4.) Both the Garden of Eden (Genesis 3:24) and the later tabernacle and temple (Numbers 3:38, Ezekiel 10:19, 11:1, 42:9, 12, 15, 43:1-4, 44:1, 46:1, 47:1) are entered only from the east.
5.) The menorah in the tabernacle (Exodus 25:31-35) seems to be a symbolic tree, pointing back to the original tree of life in the middle of Eden (Genesis 2:9). Both remind Israel that life is only to be found in the presence of the Lord.
6.) Adam and Eve are clothed by God after their rebellion with garments (Genesis 3:21) that are perhaps reminiscent of the priestly garments the Levites would later wear in the sanctuary (Exodus 20:23, 28:41-42, 29:8, 40:14, Leviticus 8:13, Deuteronomy 23:13-15), in view of the dangers that exist when sinful human beings come “naked” into the holy presence of God.
7.) A river flows out of the Garden of Eden (Genesis 2:10-14), a notable symbol for divinely given life in the Scriptures. So also a river flows out of the eschatological temple in Ezekiel’s vision toward the nations for healing the curse of death (Ezekiel 47; cf. Revelation 21-22).
8.) The precious stones found in the Garden of Eden (Genesis 2:12), bdellium and onyx, are later found in Israel’s sanctuary as decoration or as a part of the priestly garments (Exodus 25:7, 28:9-14, 20, 1 Chronicles 19:2), and are compared to the heavenly manna (Numbers 11:7), which is “bread from heaven” (Exodus 16:4) and kept in the ark of the covenant in the Holy of Holies (Exodus 16:33).
9.) The description of the ‘tree of the knowledge of good and evil’ as pleasant to the sight, good for food, and to be desired to make one wise seems to be echoed in the description of the Torah as making wise the simple, rejoicing the heart and enlightening the eyes in Psalm 19:8-10. The law of Israel was kept in the Holy of Holies. The stone tablets containing the ten commandments were kept inside the ark of the covenant and the book of the law (the rest of the commands given at Sinai) was placed besides the ark (Exodus 25:16, Deuteronomy 31:26). And just as eating the tree of the knowledge of good and evil brought death in the Garden, so touching the ark that contained the law brought death (2 Samuel 6:7, Numbers 4:20).
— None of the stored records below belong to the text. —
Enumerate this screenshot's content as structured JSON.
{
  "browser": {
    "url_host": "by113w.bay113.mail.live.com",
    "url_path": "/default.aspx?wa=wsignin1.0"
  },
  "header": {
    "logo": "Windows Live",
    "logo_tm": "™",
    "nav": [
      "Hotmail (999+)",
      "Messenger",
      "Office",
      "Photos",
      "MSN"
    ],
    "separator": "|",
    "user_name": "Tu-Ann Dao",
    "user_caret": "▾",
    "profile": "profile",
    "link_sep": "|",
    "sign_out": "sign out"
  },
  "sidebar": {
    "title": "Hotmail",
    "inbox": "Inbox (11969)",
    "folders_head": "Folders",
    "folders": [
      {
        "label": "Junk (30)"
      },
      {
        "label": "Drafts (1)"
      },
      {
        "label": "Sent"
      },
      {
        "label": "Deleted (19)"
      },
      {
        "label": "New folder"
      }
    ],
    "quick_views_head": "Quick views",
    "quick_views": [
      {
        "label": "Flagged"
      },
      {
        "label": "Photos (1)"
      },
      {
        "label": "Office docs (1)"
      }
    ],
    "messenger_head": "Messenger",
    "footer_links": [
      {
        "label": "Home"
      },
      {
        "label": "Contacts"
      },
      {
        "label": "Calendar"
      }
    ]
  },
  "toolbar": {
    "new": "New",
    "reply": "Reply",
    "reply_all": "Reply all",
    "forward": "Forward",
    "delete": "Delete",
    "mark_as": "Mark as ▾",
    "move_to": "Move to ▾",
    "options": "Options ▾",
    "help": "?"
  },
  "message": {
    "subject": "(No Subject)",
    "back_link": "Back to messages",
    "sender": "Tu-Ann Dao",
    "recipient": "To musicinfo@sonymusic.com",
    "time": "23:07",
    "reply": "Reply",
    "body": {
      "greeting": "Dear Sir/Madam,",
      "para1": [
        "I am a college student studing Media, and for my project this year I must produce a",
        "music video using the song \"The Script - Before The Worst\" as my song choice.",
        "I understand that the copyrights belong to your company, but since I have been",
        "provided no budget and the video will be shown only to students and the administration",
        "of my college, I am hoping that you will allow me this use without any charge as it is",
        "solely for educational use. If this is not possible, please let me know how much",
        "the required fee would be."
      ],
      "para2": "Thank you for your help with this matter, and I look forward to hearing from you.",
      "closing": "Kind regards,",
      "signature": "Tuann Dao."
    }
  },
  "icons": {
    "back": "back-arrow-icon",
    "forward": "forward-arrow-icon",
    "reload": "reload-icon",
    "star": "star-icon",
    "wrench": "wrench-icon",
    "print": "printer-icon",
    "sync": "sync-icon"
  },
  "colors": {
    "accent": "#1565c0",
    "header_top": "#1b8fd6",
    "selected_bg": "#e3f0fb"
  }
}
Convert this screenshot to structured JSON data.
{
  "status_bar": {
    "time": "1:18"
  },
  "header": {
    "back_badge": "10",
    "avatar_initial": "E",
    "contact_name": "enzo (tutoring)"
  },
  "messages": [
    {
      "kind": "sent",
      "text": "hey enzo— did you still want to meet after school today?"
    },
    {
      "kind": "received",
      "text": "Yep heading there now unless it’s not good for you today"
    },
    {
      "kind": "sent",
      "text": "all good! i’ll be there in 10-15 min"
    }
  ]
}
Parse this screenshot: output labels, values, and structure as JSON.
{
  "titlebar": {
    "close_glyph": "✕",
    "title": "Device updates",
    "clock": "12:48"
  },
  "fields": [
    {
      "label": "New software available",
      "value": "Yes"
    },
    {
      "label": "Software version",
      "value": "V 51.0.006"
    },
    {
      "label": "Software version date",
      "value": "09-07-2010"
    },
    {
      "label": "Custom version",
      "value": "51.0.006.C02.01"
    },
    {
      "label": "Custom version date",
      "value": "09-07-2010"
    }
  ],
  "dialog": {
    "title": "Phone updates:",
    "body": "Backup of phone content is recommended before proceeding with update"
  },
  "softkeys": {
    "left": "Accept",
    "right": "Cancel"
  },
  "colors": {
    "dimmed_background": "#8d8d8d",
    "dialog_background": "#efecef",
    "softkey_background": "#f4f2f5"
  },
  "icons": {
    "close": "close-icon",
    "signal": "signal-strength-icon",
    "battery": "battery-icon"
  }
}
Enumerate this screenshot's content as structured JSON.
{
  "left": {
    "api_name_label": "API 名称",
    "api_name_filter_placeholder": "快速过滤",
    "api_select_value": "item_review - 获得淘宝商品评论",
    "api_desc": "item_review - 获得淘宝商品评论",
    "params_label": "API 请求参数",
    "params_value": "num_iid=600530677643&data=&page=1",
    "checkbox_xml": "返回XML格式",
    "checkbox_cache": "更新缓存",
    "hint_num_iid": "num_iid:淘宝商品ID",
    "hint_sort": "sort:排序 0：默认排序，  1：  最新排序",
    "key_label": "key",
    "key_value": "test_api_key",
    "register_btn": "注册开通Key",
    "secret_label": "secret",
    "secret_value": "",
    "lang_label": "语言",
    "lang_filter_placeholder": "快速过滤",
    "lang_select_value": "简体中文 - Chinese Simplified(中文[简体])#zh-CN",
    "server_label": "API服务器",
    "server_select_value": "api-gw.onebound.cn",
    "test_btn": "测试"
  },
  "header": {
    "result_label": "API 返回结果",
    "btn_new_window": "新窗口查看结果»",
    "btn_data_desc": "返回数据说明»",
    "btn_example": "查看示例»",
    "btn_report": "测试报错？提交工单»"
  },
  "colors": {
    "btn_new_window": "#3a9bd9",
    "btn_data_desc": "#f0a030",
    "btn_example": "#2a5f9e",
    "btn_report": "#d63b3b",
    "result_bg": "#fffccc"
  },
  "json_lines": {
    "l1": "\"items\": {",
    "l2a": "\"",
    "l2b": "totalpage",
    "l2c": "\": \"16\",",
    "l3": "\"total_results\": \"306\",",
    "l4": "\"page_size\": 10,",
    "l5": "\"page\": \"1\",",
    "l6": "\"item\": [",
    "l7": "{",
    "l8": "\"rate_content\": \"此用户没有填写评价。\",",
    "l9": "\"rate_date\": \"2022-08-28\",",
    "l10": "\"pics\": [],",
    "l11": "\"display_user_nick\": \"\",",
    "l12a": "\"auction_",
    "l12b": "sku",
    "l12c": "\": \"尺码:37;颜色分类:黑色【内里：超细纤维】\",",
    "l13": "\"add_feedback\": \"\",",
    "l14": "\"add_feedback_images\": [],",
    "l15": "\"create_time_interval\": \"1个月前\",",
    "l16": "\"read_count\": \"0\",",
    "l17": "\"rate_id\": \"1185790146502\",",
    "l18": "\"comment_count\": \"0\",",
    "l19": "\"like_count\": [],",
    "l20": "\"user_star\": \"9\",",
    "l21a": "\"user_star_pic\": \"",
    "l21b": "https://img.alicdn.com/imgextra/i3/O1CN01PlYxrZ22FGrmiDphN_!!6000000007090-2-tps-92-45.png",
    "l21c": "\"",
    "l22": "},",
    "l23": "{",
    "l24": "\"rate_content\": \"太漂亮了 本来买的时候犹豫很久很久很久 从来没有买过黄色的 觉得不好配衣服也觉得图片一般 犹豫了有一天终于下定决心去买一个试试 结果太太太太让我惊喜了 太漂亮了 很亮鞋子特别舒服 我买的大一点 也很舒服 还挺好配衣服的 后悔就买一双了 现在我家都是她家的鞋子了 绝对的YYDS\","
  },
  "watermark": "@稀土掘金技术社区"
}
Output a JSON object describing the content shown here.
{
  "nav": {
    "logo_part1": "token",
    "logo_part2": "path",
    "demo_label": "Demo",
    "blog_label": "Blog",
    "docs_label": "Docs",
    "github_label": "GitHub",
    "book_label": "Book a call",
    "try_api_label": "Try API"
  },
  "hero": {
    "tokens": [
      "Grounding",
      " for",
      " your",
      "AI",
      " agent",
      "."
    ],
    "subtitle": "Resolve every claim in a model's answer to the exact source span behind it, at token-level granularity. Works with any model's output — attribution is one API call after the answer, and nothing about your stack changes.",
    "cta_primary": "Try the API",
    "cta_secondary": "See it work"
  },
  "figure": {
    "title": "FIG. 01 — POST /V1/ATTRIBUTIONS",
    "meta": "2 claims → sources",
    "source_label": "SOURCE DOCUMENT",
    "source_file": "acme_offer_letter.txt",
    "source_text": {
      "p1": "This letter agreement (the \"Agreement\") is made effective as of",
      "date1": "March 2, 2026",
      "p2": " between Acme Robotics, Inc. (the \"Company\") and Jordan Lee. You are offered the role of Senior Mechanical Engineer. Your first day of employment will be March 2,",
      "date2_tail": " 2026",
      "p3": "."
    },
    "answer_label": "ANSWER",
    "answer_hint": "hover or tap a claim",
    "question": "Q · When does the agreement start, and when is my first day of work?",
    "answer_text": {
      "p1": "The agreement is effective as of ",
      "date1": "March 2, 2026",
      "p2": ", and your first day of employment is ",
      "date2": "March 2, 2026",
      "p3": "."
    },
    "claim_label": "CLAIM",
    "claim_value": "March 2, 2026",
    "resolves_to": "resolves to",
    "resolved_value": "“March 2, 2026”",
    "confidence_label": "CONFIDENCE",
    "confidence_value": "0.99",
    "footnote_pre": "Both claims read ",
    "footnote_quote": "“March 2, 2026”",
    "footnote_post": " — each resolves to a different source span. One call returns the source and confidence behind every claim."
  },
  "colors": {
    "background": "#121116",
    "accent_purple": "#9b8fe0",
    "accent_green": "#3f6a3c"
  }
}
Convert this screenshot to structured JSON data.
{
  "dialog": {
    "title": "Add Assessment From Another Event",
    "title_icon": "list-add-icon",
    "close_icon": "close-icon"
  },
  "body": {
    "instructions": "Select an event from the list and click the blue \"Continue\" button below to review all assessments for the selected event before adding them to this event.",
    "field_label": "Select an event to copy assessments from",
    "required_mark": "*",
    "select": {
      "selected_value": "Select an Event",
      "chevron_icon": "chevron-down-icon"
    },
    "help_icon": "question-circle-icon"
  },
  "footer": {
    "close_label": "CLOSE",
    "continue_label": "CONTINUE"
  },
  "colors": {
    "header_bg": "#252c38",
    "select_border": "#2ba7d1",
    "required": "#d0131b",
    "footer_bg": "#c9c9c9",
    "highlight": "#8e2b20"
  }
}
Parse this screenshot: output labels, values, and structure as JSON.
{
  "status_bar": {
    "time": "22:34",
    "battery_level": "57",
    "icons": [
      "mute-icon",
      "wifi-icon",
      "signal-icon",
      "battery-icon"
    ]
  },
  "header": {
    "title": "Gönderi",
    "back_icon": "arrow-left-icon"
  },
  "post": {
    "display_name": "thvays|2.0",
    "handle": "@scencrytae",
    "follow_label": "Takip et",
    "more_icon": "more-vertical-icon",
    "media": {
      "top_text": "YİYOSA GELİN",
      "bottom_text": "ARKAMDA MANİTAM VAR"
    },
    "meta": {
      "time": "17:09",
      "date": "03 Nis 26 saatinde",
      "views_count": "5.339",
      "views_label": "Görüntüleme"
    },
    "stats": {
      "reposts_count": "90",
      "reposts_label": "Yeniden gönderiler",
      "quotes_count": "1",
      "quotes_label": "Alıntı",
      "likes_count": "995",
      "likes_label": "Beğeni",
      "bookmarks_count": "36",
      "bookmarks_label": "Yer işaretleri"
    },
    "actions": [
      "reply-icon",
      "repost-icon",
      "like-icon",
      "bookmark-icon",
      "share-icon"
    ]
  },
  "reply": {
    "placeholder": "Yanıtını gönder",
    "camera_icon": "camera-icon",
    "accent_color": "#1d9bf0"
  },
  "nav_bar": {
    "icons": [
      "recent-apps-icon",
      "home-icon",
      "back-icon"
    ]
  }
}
10.) Wenham also notes that “the parallels in phraseology between the conclusion of the creation account in Genesis 1:1-2:3 and the tabernacle building account in Exodus 25-40 have long been noted…The six commands in the instructions for building the tabernacle correspond to the six days of creation…[and] God’s rest on the first sabbath (Genesis 2:1-3) corresponds to his resting, i.e. dwelling in the tabernacle…[So] the completion of the universe parallels the completion of the tabernacle” (p. 23).
Wenham concludes with this insightful observation:
“If the Garden of Eden story is meant to be interpreted symbolically in terms of later cultic legislation…[then] the divine threat ‘in the day that you eat of it you shall die’ [Genesis 2:17] should also be interpreted symbolically. According to later cultic ritual the sanctuary was the center of life, because there God was present. To be excluded from the camp of Israel was to enter the realm of death…Thus the expulsion of Adam and Eve from the garden was in the narrator’s view the real fulfillment of the divine sentence. He regarded their alienation from the divine presence as death [cf. Ezekiel 37, where Israel’s return from exile in the promised land characterized by God’s presence is likened to a resurrection from the dead]. But the serpent was a literalist who believed death meant physical death and so he denied that eating the fruit would result in their demise. Though many commentators imply that the serpent was right after all, because God relented and acted more leniently than he had threatened, I suggest this is unlikely.” (p. 24)